# [PROBLEM TO WORK ON]
A complete and exact copy of the data below is the task.

# [TASK DATA]
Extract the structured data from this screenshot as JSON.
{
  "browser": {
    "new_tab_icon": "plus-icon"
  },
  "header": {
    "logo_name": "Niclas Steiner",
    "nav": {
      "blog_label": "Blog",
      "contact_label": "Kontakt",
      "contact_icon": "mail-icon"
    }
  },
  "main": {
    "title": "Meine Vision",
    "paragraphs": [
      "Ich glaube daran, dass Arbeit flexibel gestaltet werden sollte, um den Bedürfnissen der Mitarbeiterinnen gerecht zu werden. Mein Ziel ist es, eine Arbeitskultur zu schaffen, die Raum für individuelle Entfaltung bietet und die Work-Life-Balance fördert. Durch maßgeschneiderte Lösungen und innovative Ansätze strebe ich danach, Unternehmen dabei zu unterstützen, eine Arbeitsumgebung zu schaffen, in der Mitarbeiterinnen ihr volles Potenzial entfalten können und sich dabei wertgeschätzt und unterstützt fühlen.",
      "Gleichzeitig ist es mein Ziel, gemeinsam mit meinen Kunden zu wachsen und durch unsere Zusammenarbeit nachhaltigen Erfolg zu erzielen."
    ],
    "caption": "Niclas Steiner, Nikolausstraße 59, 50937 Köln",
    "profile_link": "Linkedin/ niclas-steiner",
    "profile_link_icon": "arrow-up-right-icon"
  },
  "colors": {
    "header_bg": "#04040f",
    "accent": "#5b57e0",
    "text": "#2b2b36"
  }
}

# [RESPONSE TO THIS TASK]
Extract the structured data from this screenshot as JSON.
{
  "browser": {
    "new_tab_icon": "plus-icon"
  },
  "header": {
    "logo_name": "Niclas Steiner",
    "nav": {
      "blog_label": "Blog",
      "contact_label": "Kontakt",
      "contact_icon": "mail-icon"
    }
  },
  "main": {
    "title": "Meine Vision",
    "paragraphs": [
      "Ich glaube daran, dass Arbeit flexibel gestaltet werden sollte, um den Bedürfnissen der Mitarbeiterinnen gerecht zu werden. Mein Ziel ist es, eine Arbeitskultur zu schaffen, die Raum für individuelle Entfaltung bietet und die Work-Life-Balance fördert. Durch maßgeschneiderte Lösungen und innovative Ansätze strebe ich danach, Unternehmen dabei zu unterstützen, eine Arbeitsumgebung zu schaffen, in der Mitarbeiterinnen ihr volles Potenzial entfalten können und sich dabei wertgeschätzt und unterstützt fühlen.",
      "Gleichzeitig ist es mein Ziel, gemeinsam mit meinen Kunden zu wachsen und durch unsere Zusammenarbeit nachhaltigen Erfolg zu erzielen."
    ],
    "caption": "Niclas Steiner, Nikolausstraße 59, 50937 Köln",
    "profile_link": "Linkedin/ niclas-steiner",
    "profile_link_icon": "arrow-up-right-icon"
  },
  "colors": {
    "header_bg": "#04040f",
    "accent": "#5b57e0",
    "text": "#2b2b36"
  }
}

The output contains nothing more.